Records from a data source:
--- START ---
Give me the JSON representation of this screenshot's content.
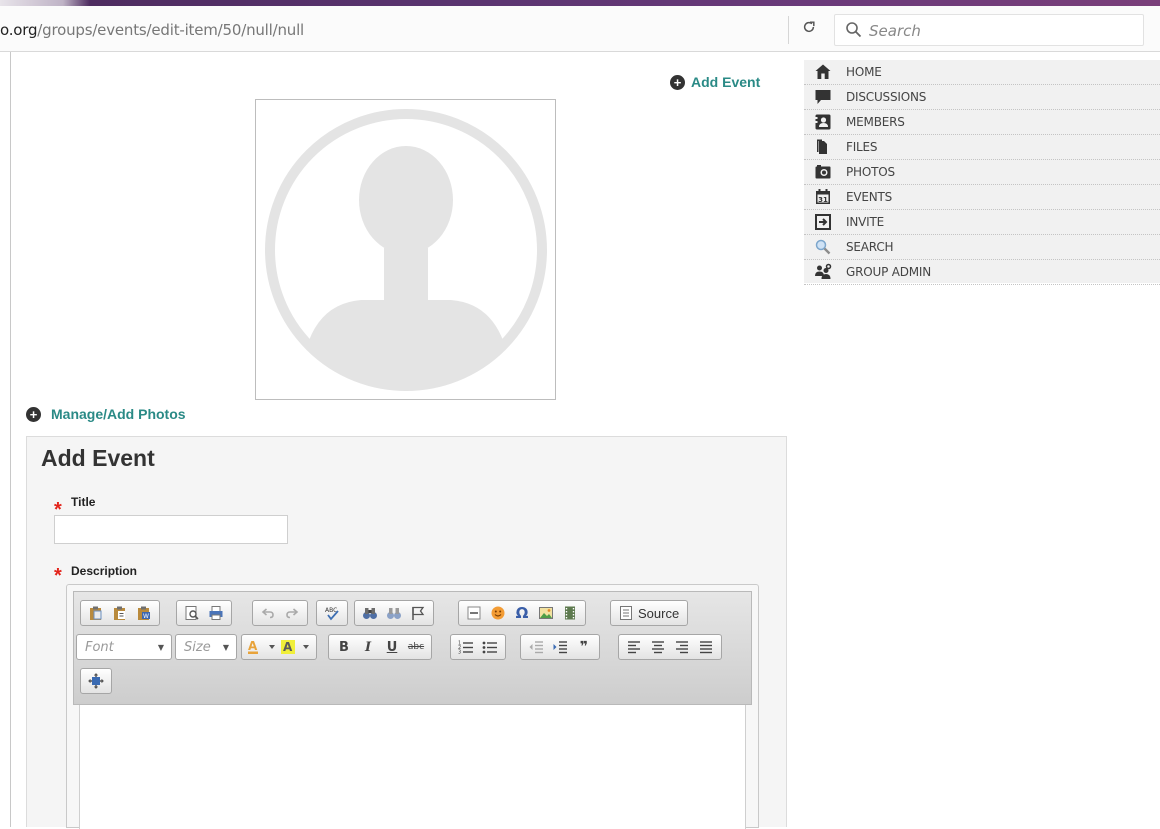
{
  "browser": {
    "url_domain": "o.org",
    "url_path": "/groups/events/edit-item/50/null/null",
    "reload_icon": "reload-icon",
    "search_placeholder": "Search"
  },
  "page": {
    "add_event_link": "Add Event",
    "manage_photos_link": "Manage/Add Photos"
  },
  "sidebar": {
    "items": [
      {
        "label": "HOME",
        "icon": "home-icon"
      },
      {
        "label": "DISCUSSIONS",
        "icon": "discussions-icon"
      },
      {
        "label": "MEMBERS",
        "icon": "members-icon"
      },
      {
        "label": "FILES",
        "icon": "files-icon"
      },
      {
        "label": "PHOTOS",
        "icon": "camera-icon"
      },
      {
        "label": "EVENTS",
        "icon": "calendar-icon"
      },
      {
        "label": "INVITE",
        "icon": "invite-icon"
      },
      {
        "label": "SEARCH",
        "icon": "search-icon"
      },
      {
        "label": "GROUP ADMIN",
        "icon": "group-admin-icon"
      }
    ]
  },
  "form": {
    "heading": "Add Event",
    "title_label": "Title",
    "title_value": "",
    "description_label": "Description",
    "required_marker": "*"
  },
  "editor": {
    "source_label": "Source",
    "font_placeholder": "Font",
    "size_placeholder": "Size",
    "bold": "B",
    "italic": "I",
    "underline": "U",
    "strike": "abc",
    "omega": "Ω",
    "quote": "❞"
  },
  "colors": {
    "accent_teal": "#2a8a86",
    "required_red": "#e3241b",
    "header_purple": "#5a3470"
  }
}
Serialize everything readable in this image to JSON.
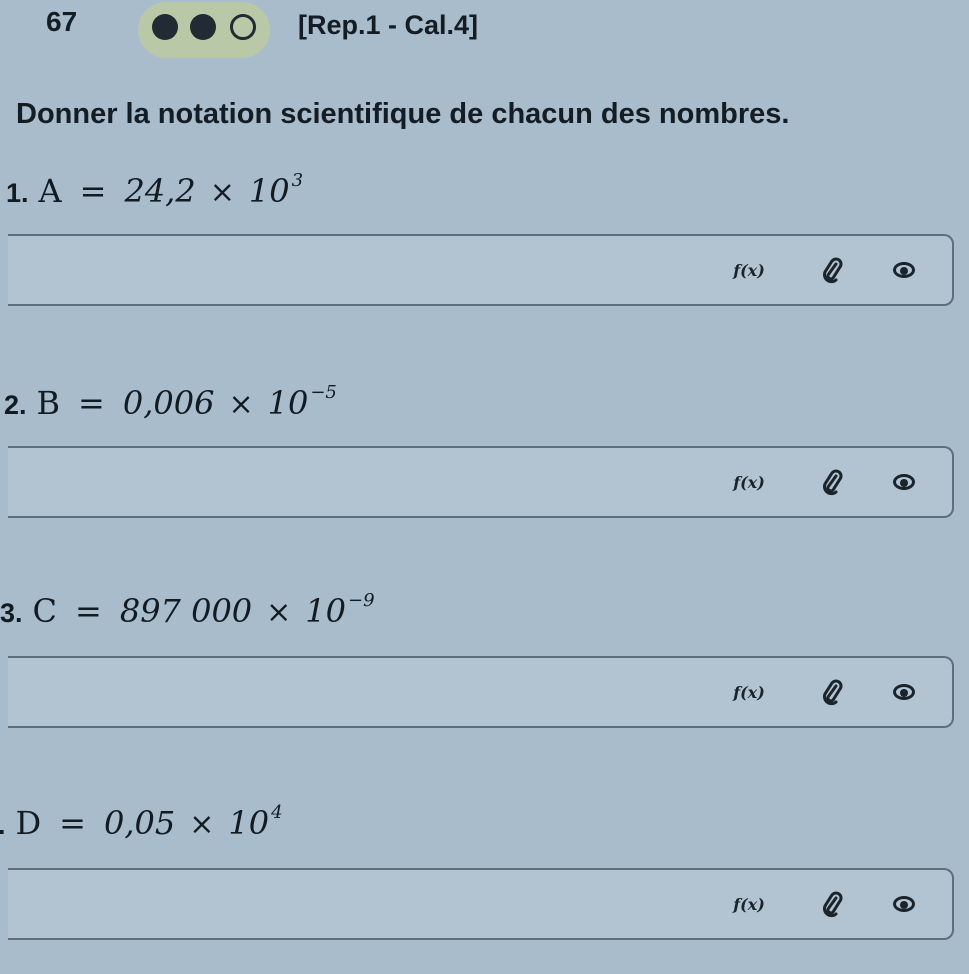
{
  "header": {
    "exercise_number": "67",
    "difficulty": {
      "filled": 2,
      "total": 3
    },
    "reference": "[Rep.1 - Cal.4]"
  },
  "instruction": "Donner la notation scientifique de chacun des nombres.",
  "questions": [
    {
      "number": "1.",
      "variable": "A",
      "equals": "=",
      "coefficient": "24,2",
      "times": "×",
      "base": "10",
      "exponent": "3",
      "tools": {
        "fx": "f(x)"
      }
    },
    {
      "number": "2.",
      "variable": "B",
      "equals": "=",
      "coefficient": "0,006",
      "times": "×",
      "base": "10",
      "exponent": "−5",
      "tools": {
        "fx": "f(x)"
      }
    },
    {
      "number": "3.",
      "variable": "C",
      "equals": "=",
      "coefficient": "897 000",
      "times": "×",
      "base": "10",
      "exponent": "−9",
      "tools": {
        "fx": "f(x)"
      }
    },
    {
      "number": ".",
      "variable": "D",
      "equals": "=",
      "coefficient": "0,05",
      "times": "×",
      "base": "10",
      "exponent": "4",
      "tools": {
        "fx": "f(x)"
      }
    }
  ],
  "icons": {
    "attachment": "paperclip-icon",
    "preview": "eye-icon"
  },
  "colors": {
    "background": "#a9bccb",
    "answer_box": "#b2c4d2",
    "difficulty_pill": "#b9c9a8",
    "text": "#141c24"
  }
}
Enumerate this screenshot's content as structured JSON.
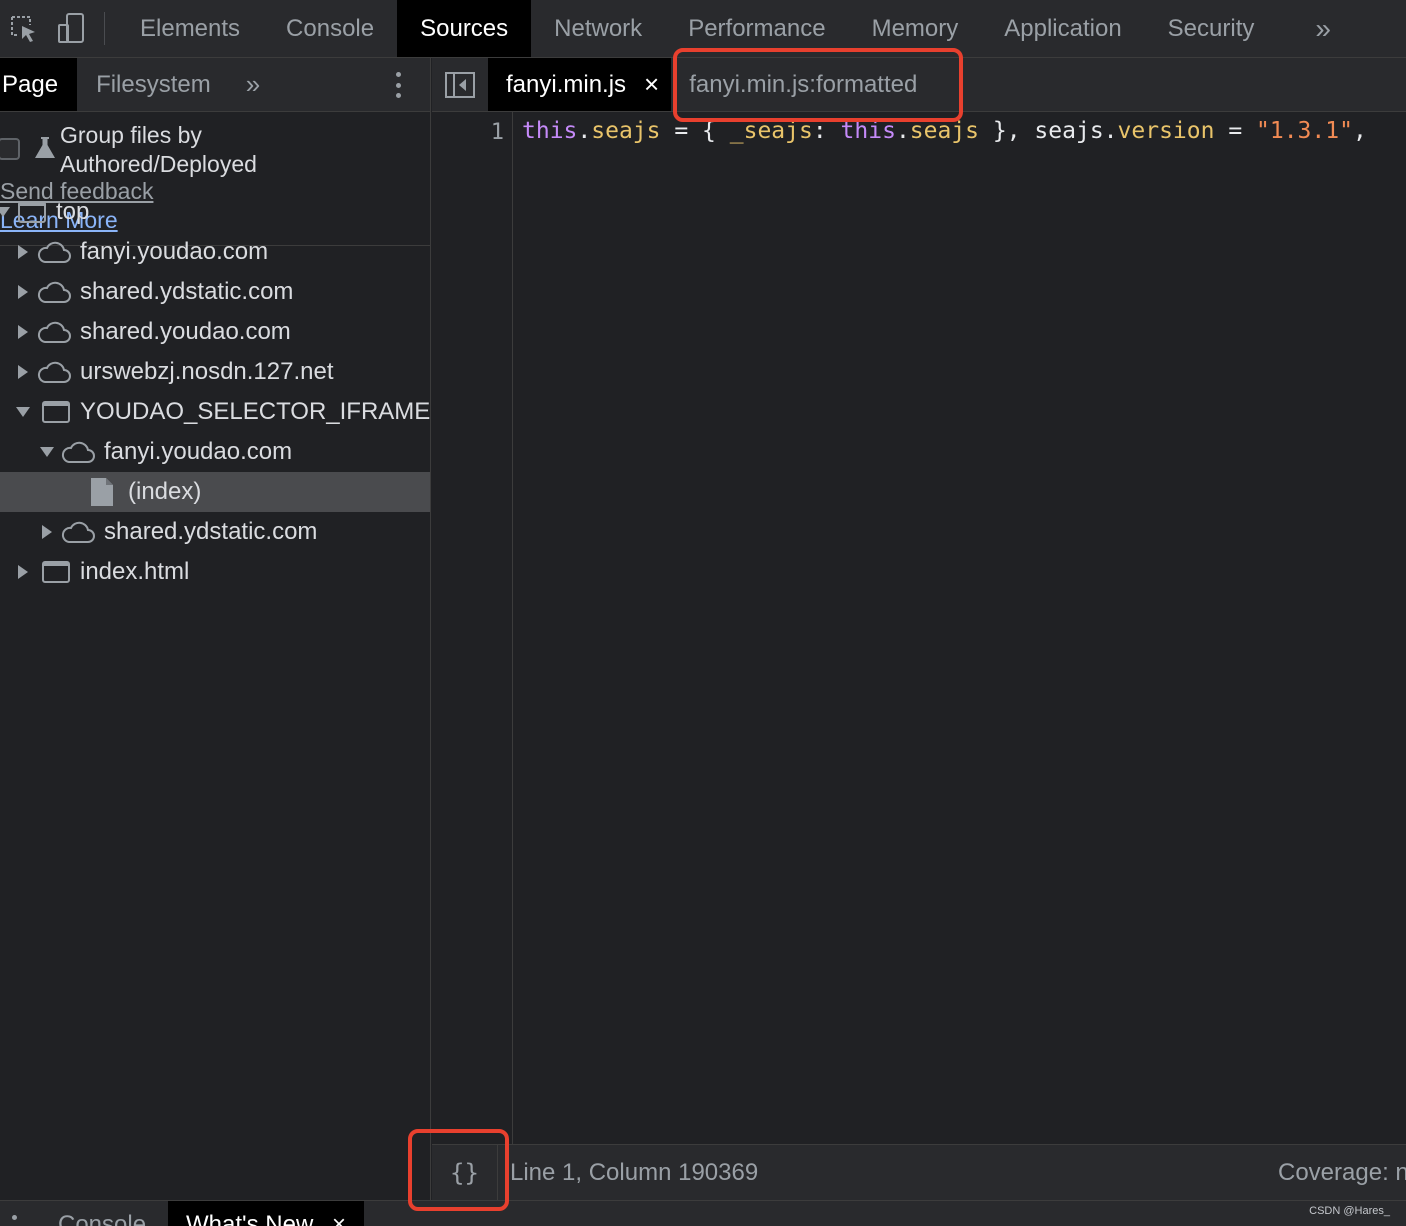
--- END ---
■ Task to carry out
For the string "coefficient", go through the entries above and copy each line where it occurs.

■ Answer to this problem
      "coefficient": "24,2",
      "coefficient": "0,006",
      "coefficient": "897 000",
      "coefficient": "0,05",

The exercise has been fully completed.